Most people with Asthma can exercise and become fit. But the type, and intensity of exercise Asthmatics can do varies greatly from person to person. Here's a video that outlines the rules of thumb.
Asthmatic or not, be sure to consult your doctor before beginning any exercise program. Asthma is a chronic disease of the airways. It causes bronchial passages to become inflamed and arrowed in response to triggers like cold, exercise, and stress, and allergens like dust mites, dander and smoke.
Breathing becomes labored and difficult, and in extreme cases, Asthma attacks can be fatal. Asthma is on the rise. Asthma affects about 25 million people in the U.S. according to the National Institutes of health.
The cause has been debated for decades. The hygiene hypothesis: it was thought that living in a too clean environment, like suburban America, and smaller family size decreased a child's exposure to bacteria and viruses, thus preventing the immune system from developing normally and allowing it to instead set its sights on allergic triggers like dust.
More recent studies in less clean urban areas suggest Asthma causes are more complex and no one explanation has come to the forefront.
There are many types and degrees of Asthma. There is no cure, but modern medicine has provided options that help keep most Asthma symptoms under control most of the time. They include, drugs, swallowed, inhaled and injected, and lifestyle changes like diet and exercise. Yes, people with Asthma can exercise.
The most common symptoms are wheezing, shortness of breath and coughing.
But exercising with Asthma is a two edged sword. Exercise is an irritant trigger.
It can induce Asthma. In fact, there is a whole category of asthmatics for which exercise induced Asthma, EIA for short, is the main issue. However this can be overcome. Studies show that exercising for fitness, particularly aerobic exercise, strengthens and builds the cardiovascular and pulmonary systems to the same extent as it does in non-asthmatics.
Asthmatics can become very fit. Many Olympic and professional athletes, have exercise-induced Asthma.
Pick an exercise that gets your heart rate up without putting too much pressure on your breathing.
Generally, low intensity activities like walking, biking, moderate aerobics and swimming outdoors where fumes from pool chemicals are less of an irritant, are more easily tolerated. Activities like high intensity aerobics or calisthenics can be more problematic and should be approached gradually.
Exercise limitations; vary greatly from person to person. Some asthmatics have trouble with even low intensity exercise, while others can do almost anything most of the time.

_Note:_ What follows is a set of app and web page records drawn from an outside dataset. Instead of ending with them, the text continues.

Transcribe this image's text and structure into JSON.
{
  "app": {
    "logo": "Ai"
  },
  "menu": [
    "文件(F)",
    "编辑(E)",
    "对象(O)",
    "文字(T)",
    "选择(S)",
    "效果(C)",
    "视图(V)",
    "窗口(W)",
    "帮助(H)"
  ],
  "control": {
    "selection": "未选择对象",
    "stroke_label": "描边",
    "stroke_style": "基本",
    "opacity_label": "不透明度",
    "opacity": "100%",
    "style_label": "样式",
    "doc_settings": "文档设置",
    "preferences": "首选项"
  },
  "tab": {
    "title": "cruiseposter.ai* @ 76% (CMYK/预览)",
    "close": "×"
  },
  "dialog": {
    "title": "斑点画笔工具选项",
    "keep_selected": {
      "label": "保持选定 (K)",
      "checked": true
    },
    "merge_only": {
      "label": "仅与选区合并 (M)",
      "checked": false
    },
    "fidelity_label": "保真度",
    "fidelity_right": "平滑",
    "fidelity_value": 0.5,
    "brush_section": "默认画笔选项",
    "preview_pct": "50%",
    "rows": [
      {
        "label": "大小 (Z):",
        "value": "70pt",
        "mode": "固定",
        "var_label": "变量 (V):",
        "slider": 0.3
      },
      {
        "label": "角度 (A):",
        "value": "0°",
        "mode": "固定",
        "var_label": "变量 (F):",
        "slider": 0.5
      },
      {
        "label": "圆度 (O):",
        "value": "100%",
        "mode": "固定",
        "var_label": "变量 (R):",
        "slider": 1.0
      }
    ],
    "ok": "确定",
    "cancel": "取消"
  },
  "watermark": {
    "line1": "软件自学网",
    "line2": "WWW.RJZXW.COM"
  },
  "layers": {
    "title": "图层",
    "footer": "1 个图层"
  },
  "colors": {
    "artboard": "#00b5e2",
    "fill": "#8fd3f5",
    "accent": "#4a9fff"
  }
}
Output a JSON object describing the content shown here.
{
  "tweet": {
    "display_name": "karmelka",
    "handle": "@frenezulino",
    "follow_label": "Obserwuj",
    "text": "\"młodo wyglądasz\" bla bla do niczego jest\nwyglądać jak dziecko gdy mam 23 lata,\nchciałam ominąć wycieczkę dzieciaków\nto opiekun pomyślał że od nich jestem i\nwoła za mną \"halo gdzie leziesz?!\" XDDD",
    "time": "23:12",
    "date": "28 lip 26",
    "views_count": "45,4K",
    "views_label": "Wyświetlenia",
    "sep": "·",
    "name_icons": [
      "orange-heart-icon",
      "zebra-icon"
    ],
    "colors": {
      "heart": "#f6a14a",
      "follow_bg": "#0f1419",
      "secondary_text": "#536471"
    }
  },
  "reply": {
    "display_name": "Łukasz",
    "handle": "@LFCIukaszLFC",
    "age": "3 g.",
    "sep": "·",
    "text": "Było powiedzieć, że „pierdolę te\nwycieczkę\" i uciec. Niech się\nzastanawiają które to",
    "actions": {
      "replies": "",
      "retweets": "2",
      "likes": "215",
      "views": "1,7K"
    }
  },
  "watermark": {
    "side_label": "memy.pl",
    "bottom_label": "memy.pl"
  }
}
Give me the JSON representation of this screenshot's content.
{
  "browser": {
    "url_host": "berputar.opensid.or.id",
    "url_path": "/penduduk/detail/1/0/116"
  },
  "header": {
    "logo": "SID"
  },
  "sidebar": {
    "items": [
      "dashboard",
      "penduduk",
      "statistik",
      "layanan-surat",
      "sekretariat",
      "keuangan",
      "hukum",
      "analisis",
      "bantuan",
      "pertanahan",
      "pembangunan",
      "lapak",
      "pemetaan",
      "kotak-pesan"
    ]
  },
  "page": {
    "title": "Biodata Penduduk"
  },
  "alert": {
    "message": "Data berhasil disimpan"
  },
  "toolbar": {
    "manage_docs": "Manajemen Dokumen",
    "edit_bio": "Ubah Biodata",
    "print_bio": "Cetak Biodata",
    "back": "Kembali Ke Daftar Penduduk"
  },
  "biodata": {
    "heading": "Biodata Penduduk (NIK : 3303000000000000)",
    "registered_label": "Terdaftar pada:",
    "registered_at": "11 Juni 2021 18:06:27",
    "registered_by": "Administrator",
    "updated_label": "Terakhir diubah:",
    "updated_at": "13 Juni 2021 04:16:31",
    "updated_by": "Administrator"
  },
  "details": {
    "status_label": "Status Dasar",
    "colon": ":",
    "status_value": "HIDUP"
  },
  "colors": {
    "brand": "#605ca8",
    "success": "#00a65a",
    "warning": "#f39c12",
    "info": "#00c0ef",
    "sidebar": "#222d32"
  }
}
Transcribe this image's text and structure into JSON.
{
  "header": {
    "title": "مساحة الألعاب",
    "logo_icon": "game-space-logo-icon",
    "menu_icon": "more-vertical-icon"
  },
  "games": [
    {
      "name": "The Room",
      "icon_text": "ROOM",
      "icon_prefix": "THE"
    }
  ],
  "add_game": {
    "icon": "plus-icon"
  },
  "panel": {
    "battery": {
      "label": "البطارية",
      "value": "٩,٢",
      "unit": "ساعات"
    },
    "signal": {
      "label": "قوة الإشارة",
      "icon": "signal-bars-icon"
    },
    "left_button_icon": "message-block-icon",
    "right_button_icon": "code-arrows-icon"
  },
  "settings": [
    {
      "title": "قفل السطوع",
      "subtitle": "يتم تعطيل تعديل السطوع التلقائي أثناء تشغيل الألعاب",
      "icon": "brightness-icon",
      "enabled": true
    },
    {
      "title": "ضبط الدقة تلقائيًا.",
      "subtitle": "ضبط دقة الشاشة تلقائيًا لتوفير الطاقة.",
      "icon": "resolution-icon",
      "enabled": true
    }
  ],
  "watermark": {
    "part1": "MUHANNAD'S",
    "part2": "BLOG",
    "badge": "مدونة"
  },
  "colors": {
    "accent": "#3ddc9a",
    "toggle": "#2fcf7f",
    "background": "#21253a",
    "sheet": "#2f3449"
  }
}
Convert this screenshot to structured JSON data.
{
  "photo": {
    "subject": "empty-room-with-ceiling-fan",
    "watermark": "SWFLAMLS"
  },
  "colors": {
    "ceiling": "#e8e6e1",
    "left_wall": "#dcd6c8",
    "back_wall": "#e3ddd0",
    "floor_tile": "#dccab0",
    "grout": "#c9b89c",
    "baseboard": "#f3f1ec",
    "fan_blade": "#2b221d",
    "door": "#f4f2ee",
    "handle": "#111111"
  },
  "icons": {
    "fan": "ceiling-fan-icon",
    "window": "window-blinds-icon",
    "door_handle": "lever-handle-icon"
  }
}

First and foremost consult your doctor before you begin.
Rules of thumb:
· Depending on your particular condition, you may need to take medication, or take a puff or two from your inhaler before you begin.
· If you use a peak flow meter, test yourself and don't exercise unless you're in normal range.
· Keep your emergency inhaler handy during exercise just in case.
· Avoid triggers whenever possible.
· If it's too cold or the pollen count is high outside, exercise indoors.
· Exercise outside when the air is clear and humidity is higher.
· If you exercise in the cold, wear a scarf over your nose and mouth to warm and moisten the air as you breathe.
· Stay hydrated. Drink plenty of water before, during and after exercise.
· Take time to warm up with slow dynamic movements like marching in place or gentle stretching.
· Start slowly and monitor how the exercise is affecting you.
· Avoid sudden bouts of intense exercise.
· Breath through your nose if possible in a relaxed controlled pattern
· Try using pursed lip breathing. Inhale through the nose and exhale through the mouth with lips pursed as though whistling. It helps avoid hyperventilation and manages shortness of breath. It helps your airways relax and dilate so you can expel carbon dioxide and take in oxygen.
· If exercise induces your Asthma more severely, with your doctors approval, you may want to try easing in with gentle movements while seated in a chair.
The bottom line is exercising with Asthma is a very individual undertaking. One size does not fit all. Some people can do almost anything, while others have trouble with even light exercise.
Talk to your doctor, listen to your body, Start gently and build up. Stay in your comfort zone. Take precautions, get fit and live well.
For more information of Asthma.